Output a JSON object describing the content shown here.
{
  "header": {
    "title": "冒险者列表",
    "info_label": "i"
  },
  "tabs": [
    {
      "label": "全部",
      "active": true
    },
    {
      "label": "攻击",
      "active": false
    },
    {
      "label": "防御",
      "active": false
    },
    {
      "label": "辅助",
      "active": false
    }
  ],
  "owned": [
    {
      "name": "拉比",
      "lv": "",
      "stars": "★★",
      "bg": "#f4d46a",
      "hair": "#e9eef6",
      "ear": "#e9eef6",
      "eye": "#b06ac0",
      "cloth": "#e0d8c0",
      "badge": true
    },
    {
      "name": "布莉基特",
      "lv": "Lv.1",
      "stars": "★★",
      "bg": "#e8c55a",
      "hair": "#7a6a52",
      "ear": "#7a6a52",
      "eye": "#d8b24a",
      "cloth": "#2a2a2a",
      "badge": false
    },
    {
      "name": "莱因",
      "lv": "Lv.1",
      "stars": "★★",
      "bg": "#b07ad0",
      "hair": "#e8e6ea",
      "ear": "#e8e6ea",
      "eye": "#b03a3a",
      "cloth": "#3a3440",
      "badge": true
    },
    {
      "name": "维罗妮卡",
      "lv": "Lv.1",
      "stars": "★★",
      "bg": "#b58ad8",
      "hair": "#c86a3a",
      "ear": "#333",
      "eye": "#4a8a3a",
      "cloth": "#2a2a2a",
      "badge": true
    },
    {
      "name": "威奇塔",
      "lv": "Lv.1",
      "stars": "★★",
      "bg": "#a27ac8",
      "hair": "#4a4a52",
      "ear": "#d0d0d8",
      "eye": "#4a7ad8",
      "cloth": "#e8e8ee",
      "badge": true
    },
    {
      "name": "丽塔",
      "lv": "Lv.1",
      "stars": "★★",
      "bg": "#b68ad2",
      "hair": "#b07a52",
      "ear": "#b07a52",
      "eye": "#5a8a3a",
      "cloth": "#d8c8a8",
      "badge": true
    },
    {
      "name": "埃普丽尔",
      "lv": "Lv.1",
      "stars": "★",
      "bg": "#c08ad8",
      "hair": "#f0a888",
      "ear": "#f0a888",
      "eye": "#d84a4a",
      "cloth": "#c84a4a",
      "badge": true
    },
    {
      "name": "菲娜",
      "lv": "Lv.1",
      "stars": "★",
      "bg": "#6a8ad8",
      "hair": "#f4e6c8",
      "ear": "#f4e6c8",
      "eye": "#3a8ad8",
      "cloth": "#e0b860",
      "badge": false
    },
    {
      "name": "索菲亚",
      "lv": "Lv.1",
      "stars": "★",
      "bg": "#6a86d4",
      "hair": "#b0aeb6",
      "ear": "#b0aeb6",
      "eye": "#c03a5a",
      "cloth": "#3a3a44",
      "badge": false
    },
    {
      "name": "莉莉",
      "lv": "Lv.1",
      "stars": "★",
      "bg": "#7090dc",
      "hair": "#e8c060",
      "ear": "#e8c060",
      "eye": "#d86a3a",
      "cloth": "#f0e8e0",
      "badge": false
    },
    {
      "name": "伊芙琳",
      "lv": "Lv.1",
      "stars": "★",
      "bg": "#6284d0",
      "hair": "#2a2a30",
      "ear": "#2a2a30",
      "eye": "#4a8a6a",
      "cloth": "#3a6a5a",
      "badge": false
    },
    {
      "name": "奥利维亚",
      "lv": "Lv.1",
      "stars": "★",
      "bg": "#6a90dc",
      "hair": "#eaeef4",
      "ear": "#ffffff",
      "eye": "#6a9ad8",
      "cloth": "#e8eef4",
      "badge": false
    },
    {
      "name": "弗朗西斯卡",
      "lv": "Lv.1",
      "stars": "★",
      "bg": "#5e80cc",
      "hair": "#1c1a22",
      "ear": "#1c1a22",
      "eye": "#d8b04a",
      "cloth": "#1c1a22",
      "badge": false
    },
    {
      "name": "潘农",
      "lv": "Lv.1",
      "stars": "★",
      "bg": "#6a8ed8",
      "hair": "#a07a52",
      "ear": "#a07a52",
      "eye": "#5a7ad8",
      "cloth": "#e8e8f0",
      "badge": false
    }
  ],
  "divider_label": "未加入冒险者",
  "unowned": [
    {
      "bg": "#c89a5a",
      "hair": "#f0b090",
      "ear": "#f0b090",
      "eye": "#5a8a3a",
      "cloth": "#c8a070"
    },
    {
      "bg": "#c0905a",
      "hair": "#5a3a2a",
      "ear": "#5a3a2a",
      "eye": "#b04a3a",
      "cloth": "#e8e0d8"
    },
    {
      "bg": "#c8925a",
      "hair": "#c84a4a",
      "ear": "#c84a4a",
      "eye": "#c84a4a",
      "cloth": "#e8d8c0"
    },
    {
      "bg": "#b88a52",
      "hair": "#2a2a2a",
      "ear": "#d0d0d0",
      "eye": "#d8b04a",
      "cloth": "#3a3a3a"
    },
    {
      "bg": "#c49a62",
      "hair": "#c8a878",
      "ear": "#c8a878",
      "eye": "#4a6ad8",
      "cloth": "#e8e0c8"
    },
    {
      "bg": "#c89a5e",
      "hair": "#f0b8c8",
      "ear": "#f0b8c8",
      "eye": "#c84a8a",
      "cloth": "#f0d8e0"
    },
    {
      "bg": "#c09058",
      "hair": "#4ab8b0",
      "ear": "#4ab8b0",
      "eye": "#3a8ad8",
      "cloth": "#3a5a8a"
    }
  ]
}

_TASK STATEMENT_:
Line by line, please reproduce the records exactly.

_RESPONSE_:
Output a JSON object describing the content shown here.
{
  "header": {
    "title": "冒险者列表",
    "info_label": "i"
  },
  "tabs": [
    {
      "label": "全部",
      "active": true
    },
    {
      "label": "攻击",
      "active": false
    },
    {
      "label": "防御",
      "active": false
    },
    {
      "label": "辅助",
      "active": false
    }
  ],
  "owned": [
    {
      "name": "拉比",
      "lv": "",
      "stars": "★★",
      "bg": "#f4d46a",
      "hair": "#e9eef6",
      "ear": "#e9eef6",
      "eye": "#b06ac0",
      "cloth": "#e0d8c0",
      "badge": true
    },
    {
      "name": "布莉基特",
      "lv": "Lv.1",
      "stars": "★★",
      "bg": "#e8c55a",
      "hair": "#7a6a52",
      "ear": "#7a6a52",
      "eye": "#d8b24a",
      "cloth": "#2a2a2a",
      "badge": false
    },
    {
      "name": "莱因",
      "lv": "Lv.1",
      "stars": "★★",
      "bg": "#b07ad0",
      "hair": "#e8e6ea",
      "ear": "#e8e6ea",
      "eye": "#b03a3a",
      "cloth": "#3a3440",
      "badge": true
    },
    {
      "name": "维罗妮卡",
      "lv": "Lv.1",
      "stars": "★★",
      "bg": "#b58ad8",
      "hair": "#c86a3a",
      "ear": "#333",
      "eye": "#4a8a3a",
      "cloth": "#2a2a2a",
      "badge": true
    },
    {
      "name": "威奇塔",
      "lv": "Lv.1",
      "stars": "★★",
      "bg": "#a27ac8",
      "hair": "#4a4a52",
      "ear": "#d0d0d8",
      "eye": "#4a7ad8",
      "cloth": "#e8e8ee",
      "badge": true
    },
    {
      "name": "丽塔",
      "lv": "Lv.1",
      "stars": "★★",
      "bg": "#b68ad2",
      "hair": "#b07a52",
      "ear": "#b07a52",
      "eye": "#5a8a3a",
      "cloth": "#d8c8a8",
      "badge": true
    },
    {
      "name": "埃普丽尔",
      "lv": "Lv.1",
      "stars": "★",
      "bg": "#c08ad8",
      "hair": "#f0a888",
      "ear": "#f0a888",
      "eye": "#d84a4a",
      "cloth": "#c84a4a",
      "badge": true
    },
    {
      "name": "菲娜",
      "lv": "Lv.1",
      "stars": "★",
      "bg": "#6a8ad8",
      "hair": "#f4e6c8",
      "ear": "#f4e6c8",
      "eye": "#3a8ad8",
      "cloth": "#e0b860",
      "badge": false
    },
    {
      "name": "索菲亚",
      "lv": "Lv.1",
      "stars": "★",
      "bg": "#6a86d4",
      "hair": "#b0aeb6",
      "ear": "#b0aeb6",
      "eye": "#c03a5a",
      "cloth": "#3a3a44",
      "badge": false
    },
    {
      "name": "莉莉",
      "lv": "Lv.1",
      "stars": "★",
      "bg": "#7090dc",
      "hair": "#e8c060",
      "ear": "#e8c060",
      "eye": "#d86a3a",
      "cloth": "#f0e8e0",
      "badge": false
    },
    {
      "name": "伊芙琳",
      "lv": "Lv.1",
      "stars": "★",
      "bg": "#6284d0",
      "hair": "#2a2a30",
      "ear": "#2a2a30",
      "eye": "#4a8a6a",
      "cloth": "#3a6a5a",
      "badge": false
    },
    {
      "name": "奥利维亚",
      "lv": "Lv.1",
      "stars": "★",
      "bg": "#6a90dc",
      "hair": "#eaeef4",
      "ear": "#ffffff",
      "eye": "#6a9ad8",
      "cloth": "#e8eef4",
      "badge": false
    },
    {
      "name": "弗朗西斯卡",
      "lv": "Lv.1",
      "stars": "★",
      "bg": "#5e80cc",
      "hair": "#1c1a22",
      "ear": "#1c1a22",
      "eye": "#d8b04a",
      "cloth": "#1c1a22",
      "badge": false
    },
    {
      "name": "潘农",
      "lv": "Lv.1",
      "stars": "★",
      "bg": "#6a8ed8",
      "hair": "#a07a52",
      "ear": "#a07a52",
      "eye": "#5a7ad8",
      "cloth": "#e8e8f0",
      "badge": false
    }
  ],
  "divider_label": "未加入冒险者",
  "unowned": [
    {
      "bg": "#c89a5a",
      "hair": "#f0b090",
      "ear": "#f0b090",
      "eye": "#5a8a3a",
      "cloth": "#c8a070"
    },
    {
      "bg": "#c0905a",
      "hair": "#5a3a2a",
      "ear": "#5a3a2a",
      "eye": "#b04a3a",
      "cloth": "#e8e0d8"
    },
    {
      "bg": "#c8925a",
      "hair": "#c84a4a",
      "ear": "#c84a4a",
      "eye": "#c84a4a",
      "cloth": "#e8d8c0"
    },
    {
      "bg": "#b88a52",
      "hair": "#2a2a2a",
      "ear": "#d0d0d0",
      "eye": "#d8b04a",
      "cloth": "#3a3a3a"
    },
    {
      "bg": "#c49a62",
      "hair": "#c8a878",
      "ear": "#c8a878",
      "eye": "#4a6ad8",
      "cloth": "#e8e0c8"
    },
    {
      "bg": "#c89a5e",
      "hair": "#f0b8c8",
      "ear": "#f0b8c8",
      "eye": "#c84a8a",
      "cloth": "#f0d8e0"
    },
    {
      "bg": "#c09058",
      "hair": "#4ab8b0",
      "ear": "#4ab8b0",
      "eye": "#3a8ad8",
      "cloth": "#3a5a8a"
    }
  ]
}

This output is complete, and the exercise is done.